The cash register goes “cha-ching”, you just paid $3.50 for a can of Pepsi at your local Six Flags park. At the grocery store it is only a dollar however. Have you ever wondered why theme park prices are so much higher, than the average price? Some may go as far as saying that they’re overpriced. The places that these outrageous prices are located at are theme (or amusement) parks. They are pay to enter parks that feature fun rides like the swings, mild rides like the go karts, and of course the thrilling roller coasters. Although these parks are awesome, the prices at them are just ridiculous, and many times scamming guests. Theme parks over-price food as it is the only available food option at the park, raise ticket prices on busier days, and raising prices so high to the point that the middle class is struggling to afford them.
As stated previously food pricing is way too high. However, theme parks know this and are taking advantage of guests. The article “How Theme Parks and Movie Theaters 'Price Gouge' for Food”, Lance Cothern states, “They (theme parks) have the only option for concession stand items if you don’t want to break the rules. Most people accept it and pay the prices.” Theme parks are very well aware that their concession stands are the only places to eat or drink at the park, so pricing items high is a smart business strategy, even though it is not a nice way to treat guests. For instance, the fact that one slice of pizza at Disney world is $7, but a whole pizza at Papa John’s is $9 is just straight up absurd. The article also states:
"Research shows that they (theme parks) likely optimize their prices so that they can make the best profit possible. I’d venture they test out different prices in different locations and see how the product sells. A simple example would be at $1 they sell 100 sodas, at $2 they sell 90 sodas, at $3 dollars they sell 75 sodas, and at $4 dollars they sell 50 sodas. In this case they make $100 at the $1 price point, $180 at the $2 price point, $225 at the $3 dollar price point and $200 at the $4 dollar price point. In the example above the seller doesn’t sell quite as many sodas but they do end up in maximizing their revenue."
This quote does a great job explaining what pretty much goes down at a theme park marketing meetings. Us humans are so lazy so we either just accept the high pricing or do nothing. Rather than leaving the park to get your own food or drink.
Also, theme parks only give “reasonable” prices on empty days. Empty days are just days when the park is not crowded at all. The article, “Disney Quietly Raises Theme Park Admission Prices Again” by Brad Tuttle states, “When Disney introduced variabel pricing, all of the low price admission days are when kids are in school.” So on the other side of the coin, this means on weekends and non-school days, the prices go up. Theme parks are almost trolling guests, offering low price offers on days when almost nobody can go. Especially Disney and Universal parks, who have been in a ton of news lately for there high pricing shenanigans. Companies like Six Flags and Cedar Fair however, are not far behind. Another trick theme parks like to do is offer multi day passes for cheaper prices. The article also states,
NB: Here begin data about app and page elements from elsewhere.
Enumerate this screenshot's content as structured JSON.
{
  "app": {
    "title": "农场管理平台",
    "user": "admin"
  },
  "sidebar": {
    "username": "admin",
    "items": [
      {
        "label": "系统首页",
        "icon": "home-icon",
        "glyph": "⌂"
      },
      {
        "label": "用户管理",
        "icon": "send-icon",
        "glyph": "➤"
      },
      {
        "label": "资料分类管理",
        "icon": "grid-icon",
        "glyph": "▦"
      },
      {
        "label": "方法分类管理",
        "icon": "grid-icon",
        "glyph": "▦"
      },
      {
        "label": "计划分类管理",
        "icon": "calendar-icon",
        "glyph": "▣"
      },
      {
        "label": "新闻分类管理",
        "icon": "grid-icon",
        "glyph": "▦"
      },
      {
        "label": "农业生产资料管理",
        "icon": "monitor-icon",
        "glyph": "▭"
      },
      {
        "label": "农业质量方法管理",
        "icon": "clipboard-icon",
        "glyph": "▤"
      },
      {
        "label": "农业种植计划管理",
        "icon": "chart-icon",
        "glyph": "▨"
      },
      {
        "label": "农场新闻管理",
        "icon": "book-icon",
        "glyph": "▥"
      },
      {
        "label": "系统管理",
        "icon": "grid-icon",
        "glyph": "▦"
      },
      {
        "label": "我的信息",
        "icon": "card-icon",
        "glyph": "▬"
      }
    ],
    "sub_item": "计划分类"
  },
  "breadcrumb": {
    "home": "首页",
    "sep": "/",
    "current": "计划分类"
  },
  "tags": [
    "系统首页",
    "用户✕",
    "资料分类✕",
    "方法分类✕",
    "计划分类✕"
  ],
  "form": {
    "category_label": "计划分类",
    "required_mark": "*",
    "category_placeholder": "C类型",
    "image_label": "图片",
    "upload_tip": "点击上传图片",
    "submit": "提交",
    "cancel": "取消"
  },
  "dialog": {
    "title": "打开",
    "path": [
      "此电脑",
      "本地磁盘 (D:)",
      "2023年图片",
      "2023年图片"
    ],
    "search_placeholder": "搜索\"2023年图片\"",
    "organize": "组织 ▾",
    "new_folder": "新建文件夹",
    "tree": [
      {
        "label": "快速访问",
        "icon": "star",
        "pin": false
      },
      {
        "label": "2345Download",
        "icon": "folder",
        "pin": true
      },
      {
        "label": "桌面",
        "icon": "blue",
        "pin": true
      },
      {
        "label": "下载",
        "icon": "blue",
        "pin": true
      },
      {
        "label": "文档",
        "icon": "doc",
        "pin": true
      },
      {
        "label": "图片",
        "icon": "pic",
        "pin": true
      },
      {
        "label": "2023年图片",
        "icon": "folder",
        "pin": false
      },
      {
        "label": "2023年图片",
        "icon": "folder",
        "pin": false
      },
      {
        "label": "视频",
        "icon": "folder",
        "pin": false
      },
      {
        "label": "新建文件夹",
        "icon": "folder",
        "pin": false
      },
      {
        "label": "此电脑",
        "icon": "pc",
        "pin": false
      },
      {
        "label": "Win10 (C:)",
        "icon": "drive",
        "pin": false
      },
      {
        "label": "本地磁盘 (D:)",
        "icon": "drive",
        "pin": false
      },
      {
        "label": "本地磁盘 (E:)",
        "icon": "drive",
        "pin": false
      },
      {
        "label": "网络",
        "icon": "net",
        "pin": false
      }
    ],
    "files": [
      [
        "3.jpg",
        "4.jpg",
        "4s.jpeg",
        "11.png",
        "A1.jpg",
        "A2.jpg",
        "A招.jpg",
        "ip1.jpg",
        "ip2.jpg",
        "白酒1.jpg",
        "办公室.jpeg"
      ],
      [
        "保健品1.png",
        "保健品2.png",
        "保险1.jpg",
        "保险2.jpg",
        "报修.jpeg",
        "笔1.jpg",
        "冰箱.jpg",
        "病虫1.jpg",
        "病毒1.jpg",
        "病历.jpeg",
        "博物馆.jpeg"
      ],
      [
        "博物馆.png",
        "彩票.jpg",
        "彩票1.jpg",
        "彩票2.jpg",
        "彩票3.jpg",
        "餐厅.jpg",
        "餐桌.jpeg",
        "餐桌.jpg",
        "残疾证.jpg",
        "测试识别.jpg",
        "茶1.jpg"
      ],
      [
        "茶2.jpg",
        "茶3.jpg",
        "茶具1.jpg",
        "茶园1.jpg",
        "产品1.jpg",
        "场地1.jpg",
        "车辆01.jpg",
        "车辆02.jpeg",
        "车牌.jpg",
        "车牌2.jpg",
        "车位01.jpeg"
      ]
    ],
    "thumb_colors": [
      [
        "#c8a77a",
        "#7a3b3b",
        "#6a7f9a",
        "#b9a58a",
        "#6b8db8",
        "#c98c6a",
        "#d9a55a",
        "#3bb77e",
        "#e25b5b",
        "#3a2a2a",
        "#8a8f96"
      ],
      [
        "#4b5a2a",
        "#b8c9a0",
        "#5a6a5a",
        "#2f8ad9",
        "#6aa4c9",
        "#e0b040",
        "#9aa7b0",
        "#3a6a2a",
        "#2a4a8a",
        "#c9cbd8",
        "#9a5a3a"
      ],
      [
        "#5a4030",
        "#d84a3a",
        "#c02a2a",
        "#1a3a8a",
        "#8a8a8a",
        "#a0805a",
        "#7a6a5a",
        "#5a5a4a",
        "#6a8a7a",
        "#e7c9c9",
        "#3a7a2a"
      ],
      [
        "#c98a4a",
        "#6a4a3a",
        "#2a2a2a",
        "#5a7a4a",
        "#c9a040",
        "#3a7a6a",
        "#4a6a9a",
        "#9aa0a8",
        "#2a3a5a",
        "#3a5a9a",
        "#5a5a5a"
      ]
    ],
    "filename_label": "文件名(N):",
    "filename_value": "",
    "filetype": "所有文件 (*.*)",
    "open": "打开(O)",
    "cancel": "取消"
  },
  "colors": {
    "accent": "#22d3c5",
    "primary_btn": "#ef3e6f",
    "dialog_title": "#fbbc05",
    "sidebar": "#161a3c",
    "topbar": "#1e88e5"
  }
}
“Interestingly, on the same day regular admissions prices increased, Disney added a $20 online discount for passes of three days or more. As the industry publication ThemeParkInsider.com noted, two-day pass prices at Walt Disney World in Florida actually decreased as well, from $202 to $199. What this tweaked price structuring shows is that Disney wants to encourage guests to linger around the parks longer. When they do so, after all, they’re far more likely to spend extra money on (Disney-owned) hotels, restaurants, and gift shops. In other words, if you “save” money by buying a multi-day theme park pass, you may not be saving at all—because, odds are, you’ll wind up spending more cash out of pocket overall.”
As stated previously, this is strictly another trap. If you stay at a park for more than day you will have to open the wallet even more for a place to sleep, food to eat, and gasoline to drive you from place to place. When looking at these “deals” or “offers” make sure to think about if will truely save money.
On the other side of the coin however, many argue that these theme parks with these unreasonable prices are not targeting the middle class, but rather the higher (or upper) class. The article, “How theme parks like Disney World left the middle class behind” by Drew Harwell states, “Disney’s made a strategic decision that they’re not going to discount to hold onto people at the middle part of the economy, they’re going to set their prices at the top 10 percent of family incomes and make their where the money is.” Part of this argument makes sense as these prices theme parks are now offering are reasonable for the wealthy or upper class. Also, parks would make much more money targeting this class anyhow. However some arguments can be made against this, a New York Times article states, “Attendance declined at 13 out of 14 Disney theme parks around the world, higher prices were a major factor.” If attendance has dropped after price increases, that that definitely shows that the middle class was a major part of Disney’s attendance. They left because they can’t afford Disney’s pricing.
At the end of the day, theme parks are very overpriced. They over price food and drink since it is the only option for food. Also theme parks raise prices on busier days, and finally the middle class is struggling to afford the new pricing. So be aware of how theme parks may be ripping money out of your pockets.